The Trivia section contains the statement:
- In Al's apartment, he has an abstract painting, which makes a cameo to Tuck and Roll and Dot from A Bug's Life.
This doesn't make sense. "Abstract" is not a blanket label for any and all modern art styles; it specifically means "non-representational", so if it's a picture of anything then by definition it isn't abstract. — RobertATfm (talk) 02:24, September 17, 2016 (UTC)
I have now watched that scene, and although I didn't get a clear look at the picture, it does indeed seem to be a picture of Tuck and Roll (albeit a highly stylised one), and thus most definitely not abstract. — RobertATfm (talk) 09:58, November 2, 2016 (UTC)
For anyone who is still convinced that the original phrase above was correct, I refer them to the Oxford English Dictionary. Saying that something is "an abstract picture of..." is like saying that it's a black-and-white picture of a green cube; a contradiction in terms.
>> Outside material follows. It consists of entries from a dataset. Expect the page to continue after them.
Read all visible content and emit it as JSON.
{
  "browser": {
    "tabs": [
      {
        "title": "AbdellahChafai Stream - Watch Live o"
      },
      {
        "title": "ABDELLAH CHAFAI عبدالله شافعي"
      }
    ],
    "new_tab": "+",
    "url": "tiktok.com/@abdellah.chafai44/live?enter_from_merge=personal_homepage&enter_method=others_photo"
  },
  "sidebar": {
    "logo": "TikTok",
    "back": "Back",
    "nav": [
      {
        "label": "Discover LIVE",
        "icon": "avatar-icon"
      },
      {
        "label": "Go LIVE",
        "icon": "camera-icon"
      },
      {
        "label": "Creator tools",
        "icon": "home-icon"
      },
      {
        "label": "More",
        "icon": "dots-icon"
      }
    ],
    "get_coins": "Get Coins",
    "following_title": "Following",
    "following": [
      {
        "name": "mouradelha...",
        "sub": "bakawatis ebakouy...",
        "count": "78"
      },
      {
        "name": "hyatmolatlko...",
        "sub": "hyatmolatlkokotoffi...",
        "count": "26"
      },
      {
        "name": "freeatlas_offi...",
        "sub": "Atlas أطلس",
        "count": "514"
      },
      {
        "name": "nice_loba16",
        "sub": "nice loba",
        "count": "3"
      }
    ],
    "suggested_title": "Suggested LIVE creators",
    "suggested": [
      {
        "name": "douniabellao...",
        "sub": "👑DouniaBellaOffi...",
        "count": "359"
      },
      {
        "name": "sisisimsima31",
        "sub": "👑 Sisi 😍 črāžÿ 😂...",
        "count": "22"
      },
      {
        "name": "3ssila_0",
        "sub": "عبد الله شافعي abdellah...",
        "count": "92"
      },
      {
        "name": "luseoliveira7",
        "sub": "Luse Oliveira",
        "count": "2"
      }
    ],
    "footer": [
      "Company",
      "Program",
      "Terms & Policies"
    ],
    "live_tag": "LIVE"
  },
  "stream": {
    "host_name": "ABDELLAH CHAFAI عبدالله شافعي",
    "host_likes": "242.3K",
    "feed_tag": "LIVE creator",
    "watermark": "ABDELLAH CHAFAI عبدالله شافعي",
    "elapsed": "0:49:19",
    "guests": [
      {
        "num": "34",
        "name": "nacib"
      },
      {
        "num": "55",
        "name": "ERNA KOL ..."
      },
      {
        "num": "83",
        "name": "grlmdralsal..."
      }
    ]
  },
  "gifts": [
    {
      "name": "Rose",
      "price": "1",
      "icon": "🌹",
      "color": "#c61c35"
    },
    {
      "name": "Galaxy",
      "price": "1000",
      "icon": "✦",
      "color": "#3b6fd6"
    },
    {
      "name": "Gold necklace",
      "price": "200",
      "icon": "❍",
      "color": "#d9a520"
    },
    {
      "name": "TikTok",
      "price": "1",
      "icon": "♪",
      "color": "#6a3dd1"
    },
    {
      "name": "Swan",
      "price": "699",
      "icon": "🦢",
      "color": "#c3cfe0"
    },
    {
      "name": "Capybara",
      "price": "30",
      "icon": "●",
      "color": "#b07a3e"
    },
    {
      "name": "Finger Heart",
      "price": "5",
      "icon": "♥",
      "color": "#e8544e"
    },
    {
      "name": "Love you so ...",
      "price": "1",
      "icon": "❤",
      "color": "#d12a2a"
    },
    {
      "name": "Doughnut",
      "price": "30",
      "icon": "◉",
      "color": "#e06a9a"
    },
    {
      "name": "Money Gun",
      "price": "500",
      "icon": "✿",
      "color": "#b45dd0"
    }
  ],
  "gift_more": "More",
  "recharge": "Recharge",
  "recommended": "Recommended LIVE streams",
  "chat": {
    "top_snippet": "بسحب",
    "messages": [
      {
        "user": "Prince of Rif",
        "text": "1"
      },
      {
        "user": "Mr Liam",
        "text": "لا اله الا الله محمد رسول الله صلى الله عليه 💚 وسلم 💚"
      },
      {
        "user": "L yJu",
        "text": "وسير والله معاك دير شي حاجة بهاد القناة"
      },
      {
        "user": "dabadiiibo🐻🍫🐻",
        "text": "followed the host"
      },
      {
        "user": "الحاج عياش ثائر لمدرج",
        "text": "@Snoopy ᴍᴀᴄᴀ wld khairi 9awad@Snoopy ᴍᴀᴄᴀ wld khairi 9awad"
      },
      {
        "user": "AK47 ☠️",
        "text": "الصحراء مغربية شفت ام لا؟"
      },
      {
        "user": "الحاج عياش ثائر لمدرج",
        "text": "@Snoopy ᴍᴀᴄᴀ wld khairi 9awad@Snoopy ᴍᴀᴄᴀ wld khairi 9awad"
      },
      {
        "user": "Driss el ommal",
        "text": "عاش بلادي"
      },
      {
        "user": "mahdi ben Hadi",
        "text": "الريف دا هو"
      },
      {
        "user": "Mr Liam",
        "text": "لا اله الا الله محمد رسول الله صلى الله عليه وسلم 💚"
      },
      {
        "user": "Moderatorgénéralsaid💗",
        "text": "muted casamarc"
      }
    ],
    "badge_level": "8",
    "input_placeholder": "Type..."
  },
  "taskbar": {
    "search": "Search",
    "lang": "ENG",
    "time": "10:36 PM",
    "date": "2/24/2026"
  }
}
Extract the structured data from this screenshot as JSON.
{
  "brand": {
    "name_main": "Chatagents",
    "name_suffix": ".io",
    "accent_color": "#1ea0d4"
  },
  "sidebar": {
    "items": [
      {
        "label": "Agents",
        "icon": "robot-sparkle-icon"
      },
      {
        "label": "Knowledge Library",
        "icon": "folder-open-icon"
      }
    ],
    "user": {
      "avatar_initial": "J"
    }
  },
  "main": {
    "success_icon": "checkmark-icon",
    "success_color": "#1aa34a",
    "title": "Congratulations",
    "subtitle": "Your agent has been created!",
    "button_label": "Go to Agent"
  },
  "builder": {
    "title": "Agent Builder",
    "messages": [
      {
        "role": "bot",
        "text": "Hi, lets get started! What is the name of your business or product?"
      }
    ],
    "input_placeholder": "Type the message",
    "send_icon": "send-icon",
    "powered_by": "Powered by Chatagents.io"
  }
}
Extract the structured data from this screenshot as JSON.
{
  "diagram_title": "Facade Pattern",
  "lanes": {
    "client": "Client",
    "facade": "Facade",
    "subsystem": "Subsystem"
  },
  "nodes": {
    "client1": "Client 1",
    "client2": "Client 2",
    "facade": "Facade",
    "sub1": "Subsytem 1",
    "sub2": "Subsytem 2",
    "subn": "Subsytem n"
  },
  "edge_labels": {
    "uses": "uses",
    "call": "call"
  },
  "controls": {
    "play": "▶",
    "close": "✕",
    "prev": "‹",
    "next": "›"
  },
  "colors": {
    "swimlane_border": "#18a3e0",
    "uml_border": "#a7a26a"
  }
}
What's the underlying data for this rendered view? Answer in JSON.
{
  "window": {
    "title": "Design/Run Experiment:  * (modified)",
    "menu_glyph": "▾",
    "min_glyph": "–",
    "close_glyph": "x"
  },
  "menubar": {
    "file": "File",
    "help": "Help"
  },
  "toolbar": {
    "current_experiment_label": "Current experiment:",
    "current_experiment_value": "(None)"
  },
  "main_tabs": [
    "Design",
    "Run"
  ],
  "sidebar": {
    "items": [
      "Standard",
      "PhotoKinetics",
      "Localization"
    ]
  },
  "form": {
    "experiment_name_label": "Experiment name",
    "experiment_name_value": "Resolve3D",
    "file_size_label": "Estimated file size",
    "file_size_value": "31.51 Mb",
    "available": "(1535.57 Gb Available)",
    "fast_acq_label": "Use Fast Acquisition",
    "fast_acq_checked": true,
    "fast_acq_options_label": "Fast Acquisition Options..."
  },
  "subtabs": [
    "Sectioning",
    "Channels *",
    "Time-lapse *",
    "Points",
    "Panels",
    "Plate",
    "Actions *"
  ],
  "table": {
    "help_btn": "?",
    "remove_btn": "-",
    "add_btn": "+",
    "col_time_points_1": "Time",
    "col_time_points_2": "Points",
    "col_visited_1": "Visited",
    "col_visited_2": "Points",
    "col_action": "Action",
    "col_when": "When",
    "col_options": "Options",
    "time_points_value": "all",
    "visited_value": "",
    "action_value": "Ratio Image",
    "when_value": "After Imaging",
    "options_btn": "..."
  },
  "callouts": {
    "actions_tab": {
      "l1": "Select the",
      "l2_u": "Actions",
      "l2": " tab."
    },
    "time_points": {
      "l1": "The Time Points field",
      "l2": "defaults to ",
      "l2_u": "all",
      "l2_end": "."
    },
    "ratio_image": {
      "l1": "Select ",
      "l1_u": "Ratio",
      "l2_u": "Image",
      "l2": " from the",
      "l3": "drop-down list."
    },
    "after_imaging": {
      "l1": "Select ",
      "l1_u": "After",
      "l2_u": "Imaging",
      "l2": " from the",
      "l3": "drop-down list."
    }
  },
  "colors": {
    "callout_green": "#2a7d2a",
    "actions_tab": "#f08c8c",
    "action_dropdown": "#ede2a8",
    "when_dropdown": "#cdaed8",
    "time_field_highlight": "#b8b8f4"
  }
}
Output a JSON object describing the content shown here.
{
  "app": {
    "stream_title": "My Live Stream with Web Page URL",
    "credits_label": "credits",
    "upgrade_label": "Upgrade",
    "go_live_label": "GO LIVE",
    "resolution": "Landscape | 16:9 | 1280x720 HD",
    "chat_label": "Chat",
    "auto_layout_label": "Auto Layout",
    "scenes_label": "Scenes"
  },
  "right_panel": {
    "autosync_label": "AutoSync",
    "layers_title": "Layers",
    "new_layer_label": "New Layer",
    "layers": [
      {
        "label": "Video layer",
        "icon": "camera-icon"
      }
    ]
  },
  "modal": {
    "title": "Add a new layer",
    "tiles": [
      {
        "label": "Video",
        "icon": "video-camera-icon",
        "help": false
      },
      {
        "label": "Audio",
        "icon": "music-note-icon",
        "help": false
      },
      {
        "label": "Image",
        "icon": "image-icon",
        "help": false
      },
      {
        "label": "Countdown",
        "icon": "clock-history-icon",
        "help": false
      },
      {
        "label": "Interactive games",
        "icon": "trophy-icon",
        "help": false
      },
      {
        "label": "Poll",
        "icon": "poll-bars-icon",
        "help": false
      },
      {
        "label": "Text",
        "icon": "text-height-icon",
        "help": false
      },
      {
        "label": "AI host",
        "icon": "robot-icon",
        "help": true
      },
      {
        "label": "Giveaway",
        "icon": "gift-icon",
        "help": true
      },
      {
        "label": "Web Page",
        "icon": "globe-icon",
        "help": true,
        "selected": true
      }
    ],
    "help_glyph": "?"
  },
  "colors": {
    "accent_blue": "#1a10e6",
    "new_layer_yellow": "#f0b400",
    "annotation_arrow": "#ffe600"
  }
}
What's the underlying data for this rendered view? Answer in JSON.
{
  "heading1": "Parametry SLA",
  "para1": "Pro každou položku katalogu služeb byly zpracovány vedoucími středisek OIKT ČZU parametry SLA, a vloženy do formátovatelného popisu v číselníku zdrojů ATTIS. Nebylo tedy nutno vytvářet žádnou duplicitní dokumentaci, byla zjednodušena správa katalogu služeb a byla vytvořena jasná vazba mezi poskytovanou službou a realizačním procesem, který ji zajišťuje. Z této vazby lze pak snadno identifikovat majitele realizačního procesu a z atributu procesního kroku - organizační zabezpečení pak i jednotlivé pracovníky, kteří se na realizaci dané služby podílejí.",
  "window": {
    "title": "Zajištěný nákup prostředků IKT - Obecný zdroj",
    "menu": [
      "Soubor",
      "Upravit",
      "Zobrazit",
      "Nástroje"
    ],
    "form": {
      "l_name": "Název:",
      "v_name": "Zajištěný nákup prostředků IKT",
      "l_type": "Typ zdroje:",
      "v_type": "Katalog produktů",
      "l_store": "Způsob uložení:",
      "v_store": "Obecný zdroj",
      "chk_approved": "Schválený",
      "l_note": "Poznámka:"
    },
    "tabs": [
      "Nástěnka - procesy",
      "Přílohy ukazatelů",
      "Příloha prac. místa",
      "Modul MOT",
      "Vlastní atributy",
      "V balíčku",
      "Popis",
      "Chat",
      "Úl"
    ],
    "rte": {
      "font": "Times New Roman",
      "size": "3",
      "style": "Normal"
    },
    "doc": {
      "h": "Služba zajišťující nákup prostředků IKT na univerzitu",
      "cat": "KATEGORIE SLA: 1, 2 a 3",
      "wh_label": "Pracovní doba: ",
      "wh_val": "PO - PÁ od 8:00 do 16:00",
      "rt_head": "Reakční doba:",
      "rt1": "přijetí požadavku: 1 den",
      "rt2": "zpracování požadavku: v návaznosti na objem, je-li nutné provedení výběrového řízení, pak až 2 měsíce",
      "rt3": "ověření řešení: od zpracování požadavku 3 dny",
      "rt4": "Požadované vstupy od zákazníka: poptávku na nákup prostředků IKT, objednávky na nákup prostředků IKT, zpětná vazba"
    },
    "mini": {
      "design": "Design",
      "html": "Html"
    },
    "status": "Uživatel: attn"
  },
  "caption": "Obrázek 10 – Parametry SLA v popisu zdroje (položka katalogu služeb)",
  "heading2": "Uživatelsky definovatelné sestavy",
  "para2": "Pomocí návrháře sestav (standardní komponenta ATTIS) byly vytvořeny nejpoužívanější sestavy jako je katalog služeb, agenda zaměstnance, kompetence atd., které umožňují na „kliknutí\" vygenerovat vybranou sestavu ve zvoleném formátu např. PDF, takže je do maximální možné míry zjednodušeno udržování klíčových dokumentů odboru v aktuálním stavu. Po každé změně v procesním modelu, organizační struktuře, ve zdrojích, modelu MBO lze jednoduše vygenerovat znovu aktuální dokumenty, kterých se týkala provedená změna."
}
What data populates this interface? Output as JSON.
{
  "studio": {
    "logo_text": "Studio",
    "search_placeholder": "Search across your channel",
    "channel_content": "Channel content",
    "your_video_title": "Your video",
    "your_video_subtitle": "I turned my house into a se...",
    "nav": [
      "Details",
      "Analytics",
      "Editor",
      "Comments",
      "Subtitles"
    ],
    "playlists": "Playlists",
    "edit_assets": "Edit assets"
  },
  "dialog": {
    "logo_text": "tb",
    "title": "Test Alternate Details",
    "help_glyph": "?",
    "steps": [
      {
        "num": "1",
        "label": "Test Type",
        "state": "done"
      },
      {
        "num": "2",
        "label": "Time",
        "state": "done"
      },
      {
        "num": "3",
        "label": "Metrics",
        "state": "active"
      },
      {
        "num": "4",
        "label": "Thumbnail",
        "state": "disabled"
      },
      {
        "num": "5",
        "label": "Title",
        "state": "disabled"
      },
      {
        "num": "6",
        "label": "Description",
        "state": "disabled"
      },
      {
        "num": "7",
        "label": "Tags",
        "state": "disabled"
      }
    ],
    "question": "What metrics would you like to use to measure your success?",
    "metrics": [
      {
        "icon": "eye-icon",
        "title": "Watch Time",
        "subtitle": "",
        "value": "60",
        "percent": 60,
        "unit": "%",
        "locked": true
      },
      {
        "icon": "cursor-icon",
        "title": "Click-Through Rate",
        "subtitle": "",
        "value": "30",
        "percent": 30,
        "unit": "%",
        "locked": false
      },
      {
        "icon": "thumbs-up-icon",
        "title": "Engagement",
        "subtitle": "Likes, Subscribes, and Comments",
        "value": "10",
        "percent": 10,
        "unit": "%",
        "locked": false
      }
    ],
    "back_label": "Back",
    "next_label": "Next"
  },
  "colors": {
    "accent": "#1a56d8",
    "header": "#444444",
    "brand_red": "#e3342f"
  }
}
It's like the frequent misuse of "ironic" as if it simply meant coincidental, strange or unfortunate, or the way several plural terms are misused as if they were singular (such as "this criteria" for "this criterion"). — RobertATfm (talk) 10:20, November 2, 2016 (UTC)